Website and app data records »
= = = = = = =

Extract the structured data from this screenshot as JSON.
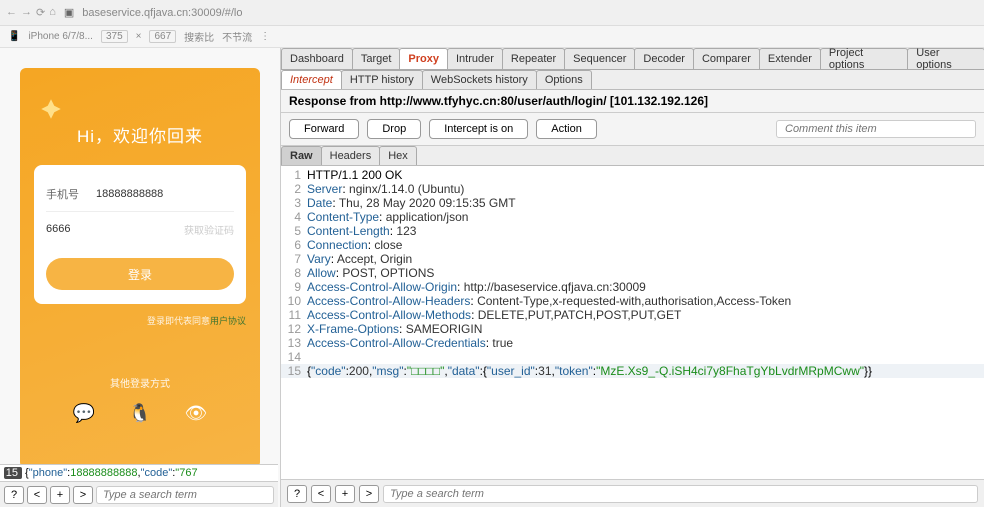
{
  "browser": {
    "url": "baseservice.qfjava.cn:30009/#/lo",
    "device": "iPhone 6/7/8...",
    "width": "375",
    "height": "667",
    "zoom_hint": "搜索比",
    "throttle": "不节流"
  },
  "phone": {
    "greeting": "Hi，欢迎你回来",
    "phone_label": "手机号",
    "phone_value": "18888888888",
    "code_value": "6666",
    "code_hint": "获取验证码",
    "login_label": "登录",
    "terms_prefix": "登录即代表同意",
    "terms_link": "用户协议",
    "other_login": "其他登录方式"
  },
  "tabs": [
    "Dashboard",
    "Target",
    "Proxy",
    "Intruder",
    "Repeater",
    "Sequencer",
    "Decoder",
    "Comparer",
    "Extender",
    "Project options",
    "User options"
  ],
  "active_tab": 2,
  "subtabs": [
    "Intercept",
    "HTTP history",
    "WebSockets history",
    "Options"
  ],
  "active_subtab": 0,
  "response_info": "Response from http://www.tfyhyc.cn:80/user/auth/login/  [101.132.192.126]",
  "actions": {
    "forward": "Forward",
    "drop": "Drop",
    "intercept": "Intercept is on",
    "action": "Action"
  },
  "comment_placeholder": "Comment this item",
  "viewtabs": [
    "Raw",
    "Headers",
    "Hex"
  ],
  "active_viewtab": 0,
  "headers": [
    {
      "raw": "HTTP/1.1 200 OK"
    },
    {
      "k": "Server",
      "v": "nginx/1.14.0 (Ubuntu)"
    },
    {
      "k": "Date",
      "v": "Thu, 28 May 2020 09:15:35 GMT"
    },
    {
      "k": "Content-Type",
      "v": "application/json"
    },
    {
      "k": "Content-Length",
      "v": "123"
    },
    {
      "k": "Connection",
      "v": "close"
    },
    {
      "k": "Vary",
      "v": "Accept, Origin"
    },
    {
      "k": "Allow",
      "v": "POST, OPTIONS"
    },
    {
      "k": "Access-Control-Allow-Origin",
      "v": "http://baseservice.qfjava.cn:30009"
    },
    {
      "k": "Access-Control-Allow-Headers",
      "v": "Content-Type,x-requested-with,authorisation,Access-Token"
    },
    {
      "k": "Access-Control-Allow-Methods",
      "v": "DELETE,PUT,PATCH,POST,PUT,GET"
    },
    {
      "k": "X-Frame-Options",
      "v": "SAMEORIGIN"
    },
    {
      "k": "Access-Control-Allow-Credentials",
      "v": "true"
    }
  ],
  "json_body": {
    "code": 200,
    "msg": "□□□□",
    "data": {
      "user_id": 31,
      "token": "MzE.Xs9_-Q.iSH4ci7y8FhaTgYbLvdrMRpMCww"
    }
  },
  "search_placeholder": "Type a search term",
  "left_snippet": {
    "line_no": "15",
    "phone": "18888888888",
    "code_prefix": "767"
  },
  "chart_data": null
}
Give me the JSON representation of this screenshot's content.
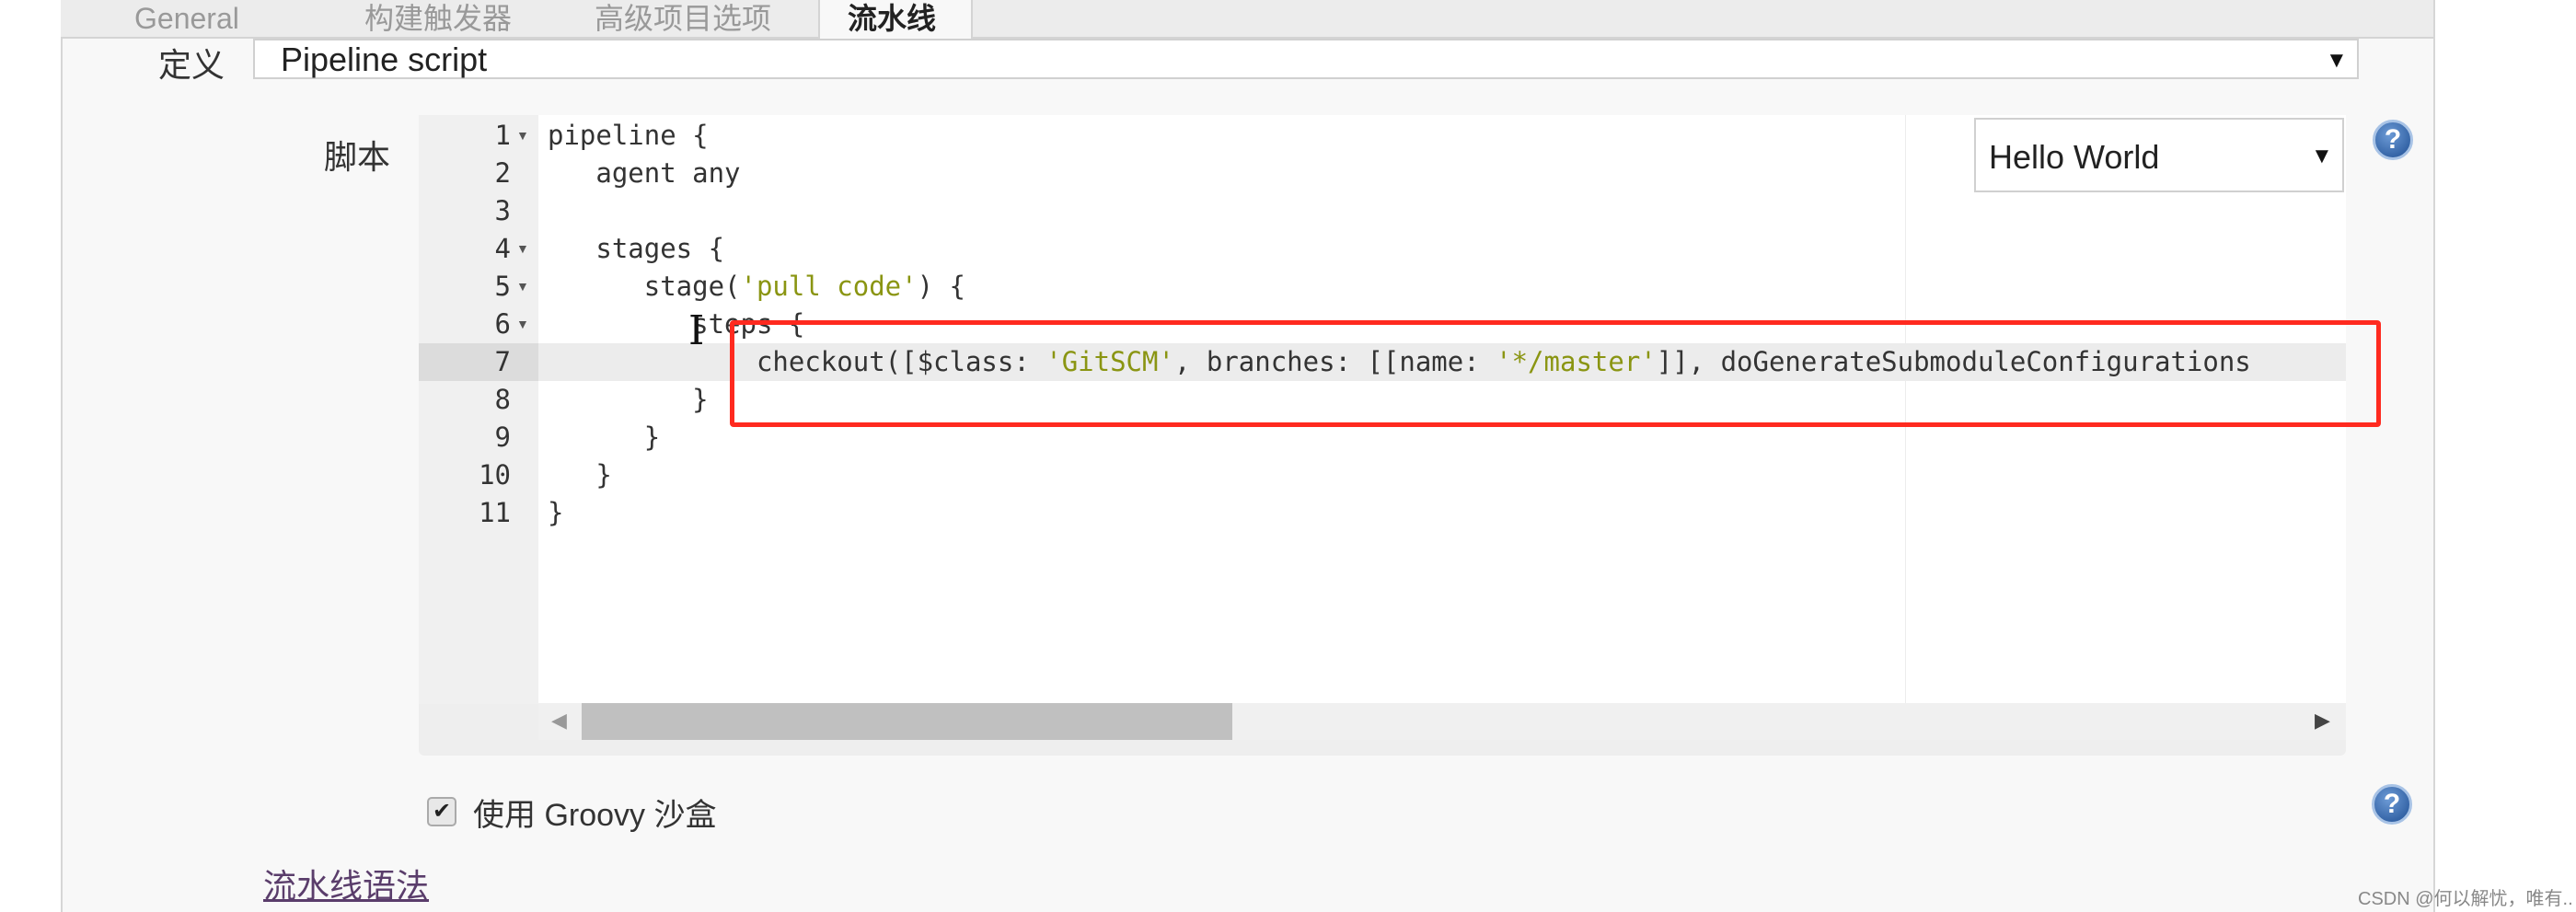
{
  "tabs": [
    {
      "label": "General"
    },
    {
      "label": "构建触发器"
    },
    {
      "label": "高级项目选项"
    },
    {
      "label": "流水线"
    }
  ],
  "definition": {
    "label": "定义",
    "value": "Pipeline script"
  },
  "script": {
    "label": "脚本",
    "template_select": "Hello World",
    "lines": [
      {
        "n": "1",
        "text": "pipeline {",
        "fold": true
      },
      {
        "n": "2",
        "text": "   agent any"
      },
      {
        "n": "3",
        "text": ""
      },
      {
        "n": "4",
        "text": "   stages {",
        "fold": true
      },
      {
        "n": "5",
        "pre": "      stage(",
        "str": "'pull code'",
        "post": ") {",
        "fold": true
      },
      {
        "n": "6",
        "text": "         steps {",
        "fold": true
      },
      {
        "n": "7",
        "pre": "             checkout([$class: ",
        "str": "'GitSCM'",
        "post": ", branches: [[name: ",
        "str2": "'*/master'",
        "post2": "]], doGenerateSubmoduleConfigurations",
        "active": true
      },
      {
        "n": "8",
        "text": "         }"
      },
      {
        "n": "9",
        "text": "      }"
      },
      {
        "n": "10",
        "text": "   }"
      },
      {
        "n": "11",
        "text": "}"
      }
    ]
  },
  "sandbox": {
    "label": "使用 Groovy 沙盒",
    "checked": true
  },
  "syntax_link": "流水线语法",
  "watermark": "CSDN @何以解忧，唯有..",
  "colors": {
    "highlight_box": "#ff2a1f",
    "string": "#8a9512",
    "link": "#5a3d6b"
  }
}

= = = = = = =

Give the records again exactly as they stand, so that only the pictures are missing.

Extract the structured data from this screenshot as JSON.
{
  "browser": {
    "url": "baseservice.qfjava.cn:30009/#/lo",
    "device": "iPhone 6/7/8...",
    "width": "375",
    "height": "667",
    "zoom_hint": "搜索比",
    "throttle": "不节流"
  },
  "phone": {
    "greeting": "Hi，欢迎你回来",
    "phone_label": "手机号",
    "phone_value": "18888888888",
    "code_value": "6666",
    "code_hint": "获取验证码",
    "login_label": "登录",
    "terms_prefix": "登录即代表同意",
    "terms_link": "用户协议",
    "other_login": "其他登录方式"
  },
  "tabs": [
    "Dashboard",
    "Target",
    "Proxy",
    "Intruder",
    "Repeater",
    "Sequencer",
    "Decoder",
    "Comparer",
    "Extender",
    "Project options",
    "User options"
  ],
  "active_tab": 2,
  "subtabs": [
    "Intercept",
    "HTTP history",
    "WebSockets history",
    "Options"
  ],
  "active_subtab": 0,
  "response_info": "Response from http://www.tfyhyc.cn:80/user/auth/login/  [101.132.192.126]",
  "actions": {
    "forward": "Forward",
    "drop": "Drop",
    "intercept": "Intercept is on",
    "action": "Action"
  },
  "comment_placeholder": "Comment this item",
  "viewtabs": [
    "Raw",
    "Headers",
    "Hex"
  ],
  "active_viewtab": 0,
  "headers": [
    {
      "raw": "HTTP/1.1 200 OK"
    },
    {
      "k": "Server",
      "v": "nginx/1.14.0 (Ubuntu)"
    },
    {
      "k": "Date",
      "v": "Thu, 28 May 2020 09:15:35 GMT"
    },
    {
      "k": "Content-Type",
      "v": "application/json"
    },
    {
      "k": "Content-Length",
      "v": "123"
    },
    {
      "k": "Connection",
      "v": "close"
    },
    {
      "k": "Vary",
      "v": "Accept, Origin"
    },
    {
      "k": "Allow",
      "v": "POST, OPTIONS"
    },
    {
      "k": "Access-Control-Allow-Origin",
      "v": "http://baseservice.qfjava.cn:30009"
    },
    {
      "k": "Access-Control-Allow-Headers",
      "v": "Content-Type,x-requested-with,authorisation,Access-Token"
    },
    {
      "k": "Access-Control-Allow-Methods",
      "v": "DELETE,PUT,PATCH,POST,PUT,GET"
    },
    {
      "k": "X-Frame-Options",
      "v": "SAMEORIGIN"
    },
    {
      "k": "Access-Control-Allow-Credentials",
      "v": "true"
    }
  ],
  "json_body": {
    "code": 200,
    "msg": "□□□□",
    "data": {
      "user_id": 31,
      "token": "MzE.Xs9_-Q.iSH4ci7y8FhaTgYbLvdrMRpMCww"
    }
  },
  "search_placeholder": "Type a search term",
  "left_snippet": {
    "line_no": "15",
    "phone": "18888888888",
    "code_prefix": "767"
  },
  "chart_data": null
}
Give me the JSON representation of this screenshot's content.
{
  "tabs": [
    {
      "label": "General"
    },
    {
      "label": "构建触发器"
    },
    {
      "label": "高级项目选项"
    },
    {
      "label": "流水线"
    }
  ],
  "definition": {
    "label": "定义",
    "value": "Pipeline script"
  },
  "script": {
    "label": "脚本",
    "template_select": "Hello World",
    "lines": [
      {
        "n": "1",
        "text": "pipeline {",
        "fold": true
      },
      {
        "n": "2",
        "text": "   agent any"
      },
      {
        "n": "3",
        "text": ""
      },
      {
        "n": "4",
        "text": "   stages {",
        "fold": true
      },
      {
        "n": "5",
        "pre": "      stage(",
        "str": "'pull code'",
        "post": ") {",
        "fold": true
      },
      {
        "n": "6",
        "text": "         steps {",
        "fold": true
      },
      {
        "n": "7",
        "pre": "             checkout([$class: ",
        "str": "'GitSCM'",
        "post": ", branches: [[name: ",
        "str2": "'*/master'",
        "post2": "]], doGenerateSubmoduleConfigurations",
        "active": true
      },
      {
        "n": "8",
        "text": "         }"
      },
      {
        "n": "9",
        "text": "      }"
      },
      {
        "n": "10",
        "text": "   }"
      },
      {
        "n": "11",
        "text": "}"
      }
    ]
  },
  "sandbox": {
    "label": "使用 Groovy 沙盒",
    "checked": true
  },
  "syntax_link": "流水线语法",
  "watermark": "CSDN @何以解忧，唯有..",
  "colors": {
    "highlight_box": "#ff2a1f",
    "string": "#8a9512",
    "link": "#5a3d6b"
  }
}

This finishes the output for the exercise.